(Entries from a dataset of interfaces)
=======
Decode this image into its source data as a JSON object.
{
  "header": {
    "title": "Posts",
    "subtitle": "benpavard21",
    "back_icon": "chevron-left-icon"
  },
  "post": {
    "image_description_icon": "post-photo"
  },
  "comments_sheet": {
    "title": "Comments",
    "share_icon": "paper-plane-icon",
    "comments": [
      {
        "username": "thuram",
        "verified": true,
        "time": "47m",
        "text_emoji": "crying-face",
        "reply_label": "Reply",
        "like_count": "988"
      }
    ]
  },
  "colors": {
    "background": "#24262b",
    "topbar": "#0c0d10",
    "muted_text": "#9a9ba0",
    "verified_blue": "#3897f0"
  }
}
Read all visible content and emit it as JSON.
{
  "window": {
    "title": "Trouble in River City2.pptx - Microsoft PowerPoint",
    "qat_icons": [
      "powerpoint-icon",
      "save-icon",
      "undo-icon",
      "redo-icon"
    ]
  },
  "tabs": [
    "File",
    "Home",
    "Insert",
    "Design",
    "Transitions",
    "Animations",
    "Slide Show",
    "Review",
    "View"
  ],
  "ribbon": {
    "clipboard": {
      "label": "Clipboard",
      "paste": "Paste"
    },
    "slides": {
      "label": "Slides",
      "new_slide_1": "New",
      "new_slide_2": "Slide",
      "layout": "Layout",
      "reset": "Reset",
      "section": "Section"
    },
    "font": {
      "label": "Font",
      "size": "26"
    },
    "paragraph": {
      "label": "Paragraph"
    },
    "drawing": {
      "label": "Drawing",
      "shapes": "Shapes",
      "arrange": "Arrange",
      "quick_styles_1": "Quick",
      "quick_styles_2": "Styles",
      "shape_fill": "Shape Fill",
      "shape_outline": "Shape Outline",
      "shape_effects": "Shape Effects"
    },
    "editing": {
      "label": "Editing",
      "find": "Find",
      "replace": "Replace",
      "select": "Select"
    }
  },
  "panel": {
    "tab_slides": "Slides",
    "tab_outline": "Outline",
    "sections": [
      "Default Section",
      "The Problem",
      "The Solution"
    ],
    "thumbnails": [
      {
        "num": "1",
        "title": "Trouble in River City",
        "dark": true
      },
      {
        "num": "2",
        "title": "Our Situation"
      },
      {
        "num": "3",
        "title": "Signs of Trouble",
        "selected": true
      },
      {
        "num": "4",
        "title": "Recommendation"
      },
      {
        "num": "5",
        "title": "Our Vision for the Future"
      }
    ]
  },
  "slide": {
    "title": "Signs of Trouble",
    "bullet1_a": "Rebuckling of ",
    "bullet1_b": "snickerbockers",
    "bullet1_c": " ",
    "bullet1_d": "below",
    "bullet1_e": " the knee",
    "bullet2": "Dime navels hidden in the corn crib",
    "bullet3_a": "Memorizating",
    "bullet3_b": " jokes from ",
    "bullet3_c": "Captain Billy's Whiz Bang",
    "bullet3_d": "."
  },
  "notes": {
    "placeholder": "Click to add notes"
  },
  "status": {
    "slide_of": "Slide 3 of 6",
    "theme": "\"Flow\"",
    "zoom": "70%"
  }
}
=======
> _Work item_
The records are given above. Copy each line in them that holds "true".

> _Answer box_
        "verified": true,
        "dark": true
        "selected": true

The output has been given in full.